→ DATA PROVIDED:
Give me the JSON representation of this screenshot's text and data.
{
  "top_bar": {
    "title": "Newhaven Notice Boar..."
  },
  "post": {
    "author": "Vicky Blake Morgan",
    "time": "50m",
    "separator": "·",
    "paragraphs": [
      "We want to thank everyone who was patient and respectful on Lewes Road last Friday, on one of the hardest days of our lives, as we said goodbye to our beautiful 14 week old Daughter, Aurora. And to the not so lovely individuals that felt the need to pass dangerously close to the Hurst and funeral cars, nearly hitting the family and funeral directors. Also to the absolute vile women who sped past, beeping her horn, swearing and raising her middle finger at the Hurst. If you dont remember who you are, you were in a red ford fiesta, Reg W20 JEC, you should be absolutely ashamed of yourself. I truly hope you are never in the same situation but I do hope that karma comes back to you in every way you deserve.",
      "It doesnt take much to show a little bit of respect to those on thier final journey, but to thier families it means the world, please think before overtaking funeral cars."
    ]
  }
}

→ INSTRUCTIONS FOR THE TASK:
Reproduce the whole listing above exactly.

→ THE COMPLETED TASK:
Give me the JSON representation of this screenshot's text and data.
{
  "top_bar": {
    "title": "Newhaven Notice Boar..."
  },
  "post": {
    "author": "Vicky Blake Morgan",
    "time": "50m",
    "separator": "·",
    "paragraphs": [
      "We want to thank everyone who was patient and respectful on Lewes Road last Friday, on one of the hardest days of our lives, as we said goodbye to our beautiful 14 week old Daughter, Aurora. And to the not so lovely individuals that felt the need to pass dangerously close to the Hurst and funeral cars, nearly hitting the family and funeral directors. Also to the absolute vile women who sped past, beeping her horn, swearing and raising her middle finger at the Hurst. If you dont remember who you are, you were in a red ford fiesta, Reg W20 JEC, you should be absolutely ashamed of yourself. I truly hope you are never in the same situation but I do hope that karma comes back to you in every way you deserve.",
      "It doesnt take much to show a little bit of respect to those on thier final journey, but to thier families it means the world, please think before overtaking funeral cars."
    ]
  }
}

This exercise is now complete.